THE CENTER FOR RESEARCH INNOVATION
SUBMIT A DISCLOSURE
The desire to have impact through research and innovations is a universal theme at Northeastern University. The CRI is your dedicated partner in this pursuit, offering strategic intellectual property protection, venture creation resources and access to corporate relationships. It is the goal of the CRI to provide a high level of service, and accordingly, the CRI looks forward to any questions or feedback.
Electronic invention disclosure forms should be completed in their entirety and electronically signed by each Northeastern inventor prior to review by CRI. You are able to complete the disclosure form in multiple sittings by saving your disclosure as a draft and resuming your work the next time you login.
Submit a Disclosure
What a Complete Disclosure Includes
Names, addresses, contact information, and affiliation of all inventors
- Addresses need to be residential addresses, using NU’s main address is not sufficient.
- Both a work/student email as well as an alternative email should be provided so that we may be in touch with all of the inventors throughout the review process and any patent process.
- If an inventor is from another organization (e.g. another university or a corporate entity), their affiliation with that organization should be made clear in the disclosure so that NU can be in touch with the other organization about the joint invention. When adding this inventor to the disclosure be sure to select company name as their affiliate university or corporate entity.

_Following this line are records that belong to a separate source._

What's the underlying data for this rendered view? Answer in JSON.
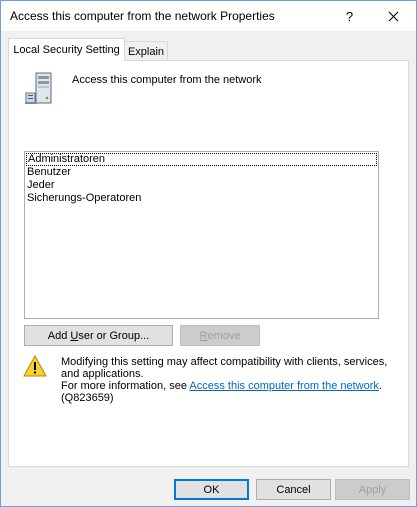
{
  "window": {
    "title": "Access this computer from the network Properties",
    "help_glyph": "?"
  },
  "tabs": [
    {
      "label": "Local Security Setting",
      "active": true
    },
    {
      "label": "Explain",
      "active": false
    }
  ],
  "policy": {
    "icon": "server-icon",
    "title": "Access this computer from the network"
  },
  "accounts": [
    "Administratoren",
    "Benutzer",
    "Jeder",
    "Sicherungs-Operatoren"
  ],
  "buttons": {
    "add_prefix": "Add ",
    "add_mnemonic": "U",
    "add_suffix": "ser or Group...",
    "remove_mnemonic": "R",
    "remove_suffix": "emove",
    "ok": "OK",
    "cancel": "Cancel",
    "apply": "Apply"
  },
  "warning": {
    "icon": "warning-icon",
    "line1": "Modifying this setting may affect compatibility with clients, services, and applications.",
    "more_prefix": "For more information, see ",
    "link_text": "Access this computer from the network",
    "more_suffix": ".",
    "kb": "(Q823659)",
    "link_color": "#0066cc"
  }
}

- Remember, an inventor is someone who has contributed to the conception of the invention. A person who has carried out validating experiments or provided data by way of standard testing is generally not considered an inventor for patent purposes.

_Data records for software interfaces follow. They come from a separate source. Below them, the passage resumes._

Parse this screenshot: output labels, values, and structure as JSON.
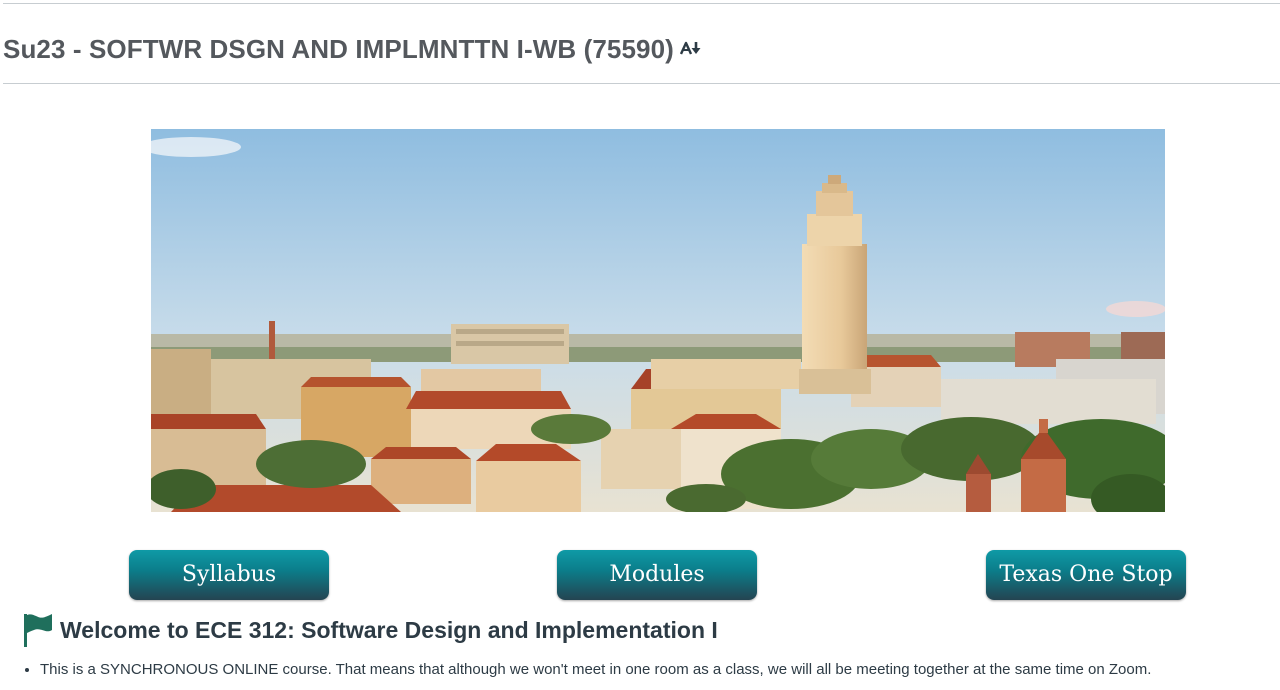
{
  "course": {
    "title": "Su23 - SOFTWR DSGN AND IMPLMNTTN I-WB (75590)",
    "reader_icon": "immersive-reader-icon"
  },
  "banner": {
    "image": "campus-panorama-image",
    "subject": "University campus aerial view with clock tower"
  },
  "nav_buttons": [
    {
      "label": "Syllabus"
    },
    {
      "label": "Modules"
    },
    {
      "label": "Texas One Stop"
    }
  ],
  "welcome": {
    "icon": "flag-icon",
    "heading": "Welcome to ECE 312: Software Design and Implementation I",
    "bullets": [
      "This is a SYNCHRONOUS ONLINE course. That means that although we won't meet in one room as a class, we will all be meeting together at the same time on Zoom."
    ]
  },
  "colors": {
    "title": "#54585d",
    "button_top": "#0f9aa6",
    "button_bottom": "#244451",
    "flag": "#1f6f5c",
    "body_text": "#2d3b45"
  }
}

- Was the research that led to this invention funded by (1) the government (federal or otherwise), (2) a corporate sponsor, (3) a gift, or (4) other?

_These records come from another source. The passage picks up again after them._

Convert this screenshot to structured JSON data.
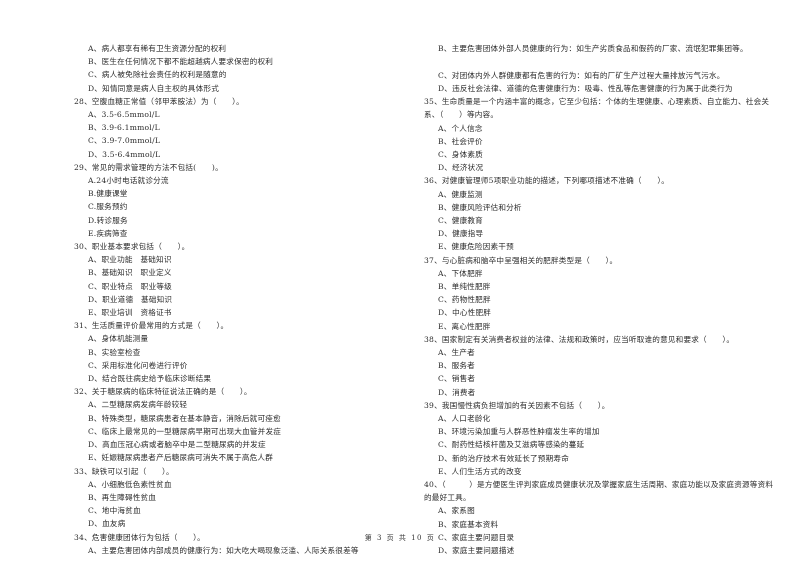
{
  "left_column": {
    "q27_options": [
      "A、病人都享有稀有卫生资源分配的权利",
      "B、医生在任何情况下都不能超越病人要求保密的权利",
      "C、病人被免除社会责任的权利是随意的",
      "D、知情同意是病人自主权的具体形式"
    ],
    "q28": {
      "stem": "28、空腹血糖正常值（邻甲苯胺法）为（　　）。",
      "options": [
        "A、3.5-6.5mmol/L",
        "B、3.9-6.1mmol/L",
        "C、3.9-7.0mmol/L",
        "D、3.5-6.4mmol/L"
      ]
    },
    "q29": {
      "stem": "29、常见的需求管理的方法不包括(　　)。",
      "options": [
        "A.24小时电话就诊分流",
        "B.健康课堂",
        "C.服务预约",
        "D.转诊服务",
        "E.疾病筛查"
      ]
    },
    "q30": {
      "stem": "30、职业基本要求包括（　　）。",
      "options": [
        "A、职业功能　基础知识",
        "B、基础知识　职业定义",
        "C、职业特点　职业等级",
        "D、职业道德　基础知识",
        "E、职业培训　资格证书"
      ]
    },
    "q31": {
      "stem": "31、生活质量评价最常用的方式是（　　）。",
      "options": [
        "A、身体机能测量",
        "B、实验室检查",
        "C、采用标准化问卷进行评价",
        "D、结合既往病史给予临床诊断结果"
      ]
    },
    "q32": {
      "stem": "32、关于糖尿病的临床特征说法正确的是（　　）。",
      "options": [
        "A、二型糖尿病发病年龄较轻",
        "B、特殊类型，糖尿病患者在基本静音，消除后就可痊愈",
        "C、临床上最常见的一型糖尿病早期可出现大血管并发症",
        "D、高血压冠心病或者脑卒中是二型糖尿病的并发症",
        "E、妊娠糖尿病患者产后糖尿病可消失不属于高危人群"
      ]
    },
    "q33": {
      "stem": "33、缺铁可以引起（　　）。",
      "options": [
        "A、小细胞低色素性贫血",
        "B、再生障碍性贫血",
        "C、地中海贫血",
        "D、血友病"
      ]
    },
    "q34": {
      "stem": "34、危害健康团体行为包括（　　）。",
      "options": [
        "A、主要危害团体内部成员的健康行为：如大吃大喝现象泛滥、人际关系很差等"
      ]
    }
  },
  "right_column": {
    "q34_cont": [
      "B、主要危害团体外部人员健康的行为：如生产劣质食品和假药的厂家、流氓犯罪集团等。",
      "C、对团体内外人群健康都有危害的行为：如有的厂矿生产过程大量排放污气污水。",
      "D、违反社会法律、道德的危害健康行为：吸毒、性乱等危害健康的行为属于此类行为"
    ],
    "q35": {
      "stem": "35、生命质量是一个内涵丰富的概念，它至少包括：个体的生理健康、心理素质、自立能力、社会关系、（　　）等内容。",
      "options": [
        "A、个人信念",
        "B、社会评价",
        "C、身体素质",
        "D、经济状况"
      ]
    },
    "q36": {
      "stem": "36、对健康管理师5项职业功能的描述，下列哪项描述不准确（　　）。",
      "options": [
        "A、健康监测",
        "B、健康风险评估和分析",
        "C、健康教育",
        "D、健康指导",
        "E、健康危险因素干预"
      ]
    },
    "q37": {
      "stem": "37、与心脏病和脑卒中呈强相关的肥胖类型是（　　）。",
      "options": [
        "A、下体肥胖",
        "B、单纯性肥胖",
        "C、药物性肥胖",
        "D、中心性肥胖",
        "E、离心性肥胖"
      ]
    },
    "q38": {
      "stem": "38、国家制定有关消费者权益的法律、法规和政策时，应当听取谁的意见和要求（　　）。",
      "options": [
        "A、生产者",
        "B、服务者",
        "C、销售者",
        "D、消费者"
      ]
    },
    "q39": {
      "stem": "39、我国慢性病负担增加的有关因素不包括（　　）。",
      "options": [
        "A、人口老龄化",
        "B、环境污染加重与人群恶性肿瘤发生率的增加",
        "C、耐药性结核杆菌及艾滋病等感染的蔓延",
        "D、新的治疗技术有效延长了预期寿命",
        "E、人们生活方式的改变"
      ]
    },
    "q40": {
      "stem": "40、（　　　）是方便医生评判家庭成员健康状况及掌握家庭生活周期、家庭功能以及家庭资源等资料的最好工具。",
      "options": [
        "A、家系图",
        "B、家庭基本资料",
        "C、家庭主要问题目录",
        "D、家庭主要问题描述"
      ]
    }
  },
  "footer": {
    "page_label": "第 3 页 共 10 页"
  }
}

- If the answer is yes, the disclosure form should include the name of the funding agency, sponsor, or donor, as well as the grant number or agreement number.
- Grant numbers should be provided in the exact same format as stated on the grant agreement itself.
- Each agency’s format is different, and the proper format is important for reporting purposes.
- If the invention was funded by an SRA or a gift and you have a copy of that agreement, its inclusion in the disclosure as an attachment is appreciated.
- A sufficient and enabling description of the invention is the most important element of the disclosure. The purpose of a provisional patent application is to preserve the priority date. A priority date draws a line in the sand and establishes the cutoff date for what prior art the patent office will examine when judging any eventual patent application for novelty and non-obviousness.
- In order to effectively preserve the priority date, there must be an enabled description of the invention. Enabled means that the disclosure describes the invention in such technical detail that anyone else with ordinary skill in the field would be able to reproduce the invention without undue experimentation.
Date of disclosure
- Disclose as soon as you are in possession of the invention and at least 4 weeks in advance of any public disclosure.
- Any plans to disclose publicly by publishing a paper (in print or online) or presenting or speaking at a conference or other event, should be made explicitly clear in the disclosure.
- The CRI requires at least 4 weeks notice prior to public disclosure. If you do not submit your disclosure with sufficient notice, the CRI cannot guarantee that a provisional patent application will be filed in advance of the public disclosure.
- If you disclose publicly before any patent application is filed, you lose the possibility of foreign protection in most jurisdictions, but you can still pursue US patent rights as long as you file within one year of the public disclosure.